"I'm looking at what they are doing new and different," says a candid Ross, and she will purloin an idea. At the Wyndham Hotel by Dallas-Fort Worth Airport, a Sheraton guest spotted a pasta buffet and told Ross about it.

"I sent our restaurant manager and chef out for lunch and they came back and created one and we're now serving 30 to 50 people a day."

She got the notion of gourmet in- room coffeemakers from a bed and breakfast in Boston, and staffed a business center similar to one she had seen at a "five-star hotel here in Dallas," which she declines to name.

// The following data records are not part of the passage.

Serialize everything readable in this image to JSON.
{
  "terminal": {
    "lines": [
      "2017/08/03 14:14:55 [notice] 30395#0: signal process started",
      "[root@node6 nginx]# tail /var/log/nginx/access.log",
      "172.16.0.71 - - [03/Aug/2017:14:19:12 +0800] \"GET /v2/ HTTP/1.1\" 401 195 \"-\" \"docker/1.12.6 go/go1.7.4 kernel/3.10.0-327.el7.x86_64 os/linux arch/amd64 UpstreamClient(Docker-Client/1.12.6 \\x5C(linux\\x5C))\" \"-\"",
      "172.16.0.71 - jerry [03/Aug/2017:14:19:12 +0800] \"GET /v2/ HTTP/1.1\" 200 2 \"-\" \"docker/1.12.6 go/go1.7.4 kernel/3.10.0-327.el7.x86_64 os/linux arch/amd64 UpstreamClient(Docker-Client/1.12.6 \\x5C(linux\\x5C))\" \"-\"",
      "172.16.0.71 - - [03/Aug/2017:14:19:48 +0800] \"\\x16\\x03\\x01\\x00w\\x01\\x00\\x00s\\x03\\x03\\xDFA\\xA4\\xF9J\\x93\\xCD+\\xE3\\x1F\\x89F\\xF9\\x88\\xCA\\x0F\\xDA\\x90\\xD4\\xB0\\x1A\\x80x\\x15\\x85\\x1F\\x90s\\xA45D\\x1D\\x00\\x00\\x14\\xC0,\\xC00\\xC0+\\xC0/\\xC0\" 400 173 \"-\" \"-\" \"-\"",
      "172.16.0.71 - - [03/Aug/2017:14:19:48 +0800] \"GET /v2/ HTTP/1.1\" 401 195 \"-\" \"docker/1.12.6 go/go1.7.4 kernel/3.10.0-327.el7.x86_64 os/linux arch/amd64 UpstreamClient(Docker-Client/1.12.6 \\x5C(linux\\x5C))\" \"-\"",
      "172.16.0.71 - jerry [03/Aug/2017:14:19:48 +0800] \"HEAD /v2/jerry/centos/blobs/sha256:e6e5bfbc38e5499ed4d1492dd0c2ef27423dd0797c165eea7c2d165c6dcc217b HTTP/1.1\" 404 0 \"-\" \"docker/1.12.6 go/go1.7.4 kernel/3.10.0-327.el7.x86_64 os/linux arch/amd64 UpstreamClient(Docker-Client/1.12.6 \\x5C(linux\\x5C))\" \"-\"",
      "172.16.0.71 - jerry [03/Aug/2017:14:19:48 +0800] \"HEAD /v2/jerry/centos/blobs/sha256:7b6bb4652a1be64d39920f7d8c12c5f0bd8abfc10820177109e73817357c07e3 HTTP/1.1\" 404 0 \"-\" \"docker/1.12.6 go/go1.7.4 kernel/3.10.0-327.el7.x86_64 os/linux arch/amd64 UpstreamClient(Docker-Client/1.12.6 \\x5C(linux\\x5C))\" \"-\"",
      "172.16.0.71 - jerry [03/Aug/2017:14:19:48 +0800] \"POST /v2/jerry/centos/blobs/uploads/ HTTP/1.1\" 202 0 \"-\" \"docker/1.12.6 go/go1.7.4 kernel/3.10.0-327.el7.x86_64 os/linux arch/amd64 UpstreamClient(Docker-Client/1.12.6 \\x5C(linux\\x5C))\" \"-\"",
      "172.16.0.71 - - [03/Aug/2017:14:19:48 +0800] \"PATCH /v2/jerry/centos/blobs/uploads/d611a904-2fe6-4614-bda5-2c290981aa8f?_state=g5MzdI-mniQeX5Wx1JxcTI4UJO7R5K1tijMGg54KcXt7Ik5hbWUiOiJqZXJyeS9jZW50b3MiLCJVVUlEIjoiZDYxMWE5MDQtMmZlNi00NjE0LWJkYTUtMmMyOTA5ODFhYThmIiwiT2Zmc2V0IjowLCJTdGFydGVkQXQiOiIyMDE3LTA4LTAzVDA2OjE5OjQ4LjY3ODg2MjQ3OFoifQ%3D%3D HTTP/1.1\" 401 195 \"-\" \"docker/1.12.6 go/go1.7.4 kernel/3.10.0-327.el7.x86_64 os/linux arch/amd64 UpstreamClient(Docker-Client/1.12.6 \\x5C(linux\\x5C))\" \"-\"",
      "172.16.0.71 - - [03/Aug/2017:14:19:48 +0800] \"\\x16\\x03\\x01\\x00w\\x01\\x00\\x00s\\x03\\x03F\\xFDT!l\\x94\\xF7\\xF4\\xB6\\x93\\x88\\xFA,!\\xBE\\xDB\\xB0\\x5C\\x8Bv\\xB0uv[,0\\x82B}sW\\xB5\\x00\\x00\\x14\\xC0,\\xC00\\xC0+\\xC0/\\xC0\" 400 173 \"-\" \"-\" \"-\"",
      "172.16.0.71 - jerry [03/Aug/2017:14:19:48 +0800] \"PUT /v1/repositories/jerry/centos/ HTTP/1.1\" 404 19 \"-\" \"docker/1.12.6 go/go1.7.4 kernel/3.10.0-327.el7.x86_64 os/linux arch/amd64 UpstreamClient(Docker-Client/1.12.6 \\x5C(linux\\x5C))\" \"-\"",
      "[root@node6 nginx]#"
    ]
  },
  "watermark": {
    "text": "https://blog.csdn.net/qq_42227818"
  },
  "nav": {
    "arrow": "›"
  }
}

Ross gives ideas and praise as well. When the competition treated her with care during one of her snooping forays, she congratulated an employee for "phenomenal service. You've got to give positive feedback when someone does a good job."

She doesn't hesitate to voice her displeasure either. Recalling a dinner where the service was at a snail's pace, Ross took the manager aside and said, "'The food was wonderful and the decor is great, but you have a problem with the service. That waiter is stretched too thin.' He appreciated my comments."

Some hoteliers say they can tell a lot about a hotel's "personality" just by observing - without even talking to a staffer.

Tom Negri, general manager of Loews Annapolis, Md., Hotel, regularly "scopes out the competition looking for friendliness and cleanliness."

A welcome sign: employee name tags that give first names instead of the more formal initial and last name. Other turnoffs: burned-out light bulbs, high thermostat settings and newsstands with sleazy magazines. All are indicators to him that no one is really "watching the store."

One hotelier who watches his like a hawk is Bernard Agache, managing director of the Century Plaza Hotel and Tower in Los Angeles. He is also Westin Hotels' "Hotelier of the Year" for 1990. It's easy to see why.

"I want to walk into a hotel that exudes liveliness, that tells me something exciting is going to happen," says Agache. "If I don't feel welcome the moment I arrive, I don't want to stay."

He looks for "neat, well-groomed employees who should look as if they were dressed to go out on the town." When he took over the Century Plaza, Agache scrapped all dowdy uniforms and outfitted his staff with Italian-styled business suits.

When he visits a hotel, he often first goes to the bathroom - to check for cleanliness.

"An establishment with anything less than an impeccable rest room is not a place where I would want to stay or dine," insists Agache. "In fact, there is no excuse for lack of freshness and maintenance anywhere in the hotel."

Above all, Agache expects any hotel employee, from bellman to boss, to handle his or any guest request on the spot. No buck passing. In fact, he recently dismissed 100 supervisors at the Century Plaza because the bureaucratic layer demanded too many approvals for a request that made a guest happy.

This column originally appeared in the Albany Times Union.

Copyright 1990-2009 by Chris Barnett. All rights reserved.